- Task description: Type the data below again exactly. Omit all pictures.

+++

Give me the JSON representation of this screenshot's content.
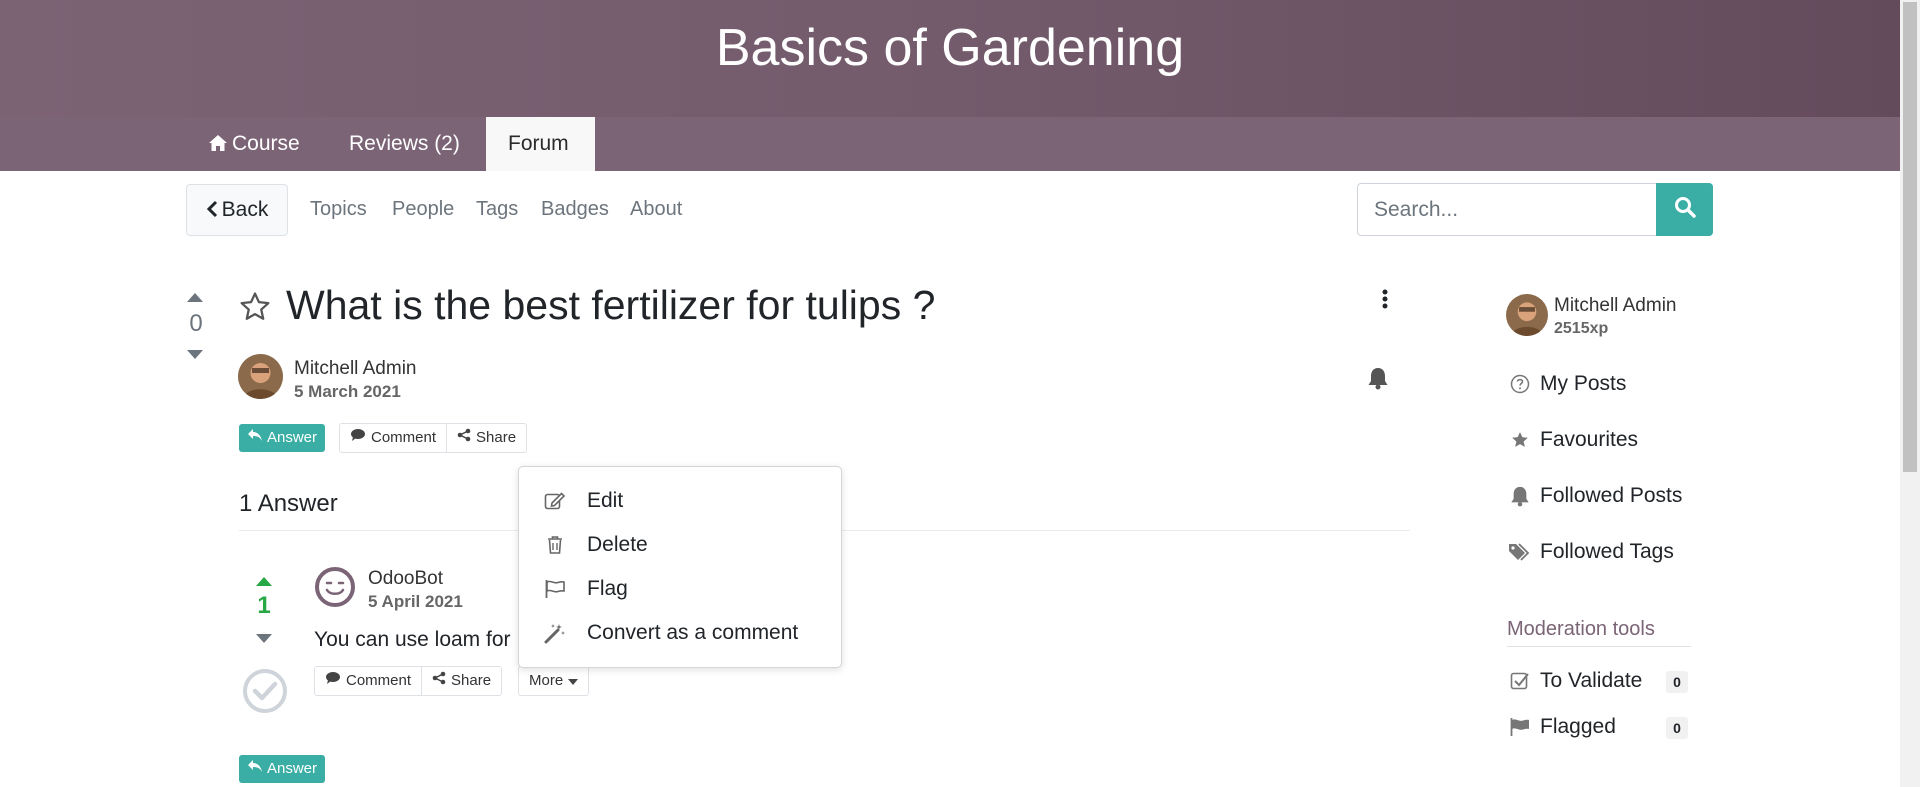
{
  "banner": {
    "title": "Basics of Gardening"
  },
  "tabs": [
    {
      "label": "Course"
    },
    {
      "label": "Reviews (2)"
    },
    {
      "label": "Forum"
    }
  ],
  "subnav": {
    "back_label": "Back",
    "links": [
      "Topics",
      "People",
      "Tags",
      "Badges",
      "About"
    ],
    "search_placeholder": "Search..."
  },
  "question": {
    "votes": "0",
    "title": "What is the best fertilizer for tulips ?",
    "author": "Mitchell Admin",
    "date": "5 March 2021",
    "answer_label": "Answer",
    "comment_label": "Comment",
    "share_label": "Share"
  },
  "answers_header": "1 Answer",
  "answer": {
    "votes": "1",
    "author": "OdooBot",
    "date": "5 April 2021",
    "text": "You can use loam for",
    "comment_label": "Comment",
    "share_label": "Share",
    "more_label": "More"
  },
  "bottom_answer_label": "Answer",
  "dropdown": {
    "items": [
      {
        "label": "Edit",
        "icon": "edit-icon"
      },
      {
        "label": "Delete",
        "icon": "trash-icon"
      },
      {
        "label": "Flag",
        "icon": "flag-icon"
      },
      {
        "label": "Convert as a comment",
        "icon": "magic-wand-icon"
      }
    ]
  },
  "sidebar": {
    "user_name": "Mitchell Admin",
    "xp": "2515xp",
    "links": [
      {
        "label": "My Posts",
        "icon": "question-circle-icon"
      },
      {
        "label": "Favourites",
        "icon": "star-icon"
      },
      {
        "label": "Followed Posts",
        "icon": "bell-icon"
      },
      {
        "label": "Followed Tags",
        "icon": "tags-icon"
      }
    ],
    "moderation_title": "Moderation tools",
    "moderation": [
      {
        "label": "To Validate",
        "count": "0",
        "icon": "check-square-icon"
      },
      {
        "label": "Flagged",
        "count": "0",
        "icon": "flag-icon"
      }
    ]
  },
  "colors": {
    "accent": "#3aada5",
    "banner": "#735b6c",
    "positive_vote": "#28a745"
  }
}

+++

- Answer to the problem:
Give me the JSON representation of this screenshot's content.
{
  "banner": {
    "title": "Basics of Gardening"
  },
  "tabs": [
    {
      "label": "Course"
    },
    {
      "label": "Reviews (2)"
    },
    {
      "label": "Forum"
    }
  ],
  "subnav": {
    "back_label": "Back",
    "links": [
      "Topics",
      "People",
      "Tags",
      "Badges",
      "About"
    ],
    "search_placeholder": "Search..."
  },
  "question": {
    "votes": "0",
    "title": "What is the best fertilizer for tulips ?",
    "author": "Mitchell Admin",
    "date": "5 March 2021",
    "answer_label": "Answer",
    "comment_label": "Comment",
    "share_label": "Share"
  },
  "answers_header": "1 Answer",
  "answer": {
    "votes": "1",
    "author": "OdooBot",
    "date": "5 April 2021",
    "text": "You can use loam for",
    "comment_label": "Comment",
    "share_label": "Share",
    "more_label": "More"
  },
  "bottom_answer_label": "Answer",
  "dropdown": {
    "items": [
      {
        "label": "Edit",
        "icon": "edit-icon"
      },
      {
        "label": "Delete",
        "icon": "trash-icon"
      },
      {
        "label": "Flag",
        "icon": "flag-icon"
      },
      {
        "label": "Convert as a comment",
        "icon": "magic-wand-icon"
      }
    ]
  },
  "sidebar": {
    "user_name": "Mitchell Admin",
    "xp": "2515xp",
    "links": [
      {
        "label": "My Posts",
        "icon": "question-circle-icon"
      },
      {
        "label": "Favourites",
        "icon": "star-icon"
      },
      {
        "label": "Followed Posts",
        "icon": "bell-icon"
      },
      {
        "label": "Followed Tags",
        "icon": "tags-icon"
      }
    ],
    "moderation_title": "Moderation tools",
    "moderation": [
      {
        "label": "To Validate",
        "count": "0",
        "icon": "check-square-icon"
      },
      {
        "label": "Flagged",
        "count": "0",
        "icon": "flag-icon"
      }
    ]
  },
  "colors": {
    "accent": "#3aada5",
    "banner": "#735b6c",
    "positive_vote": "#28a745"
  }
}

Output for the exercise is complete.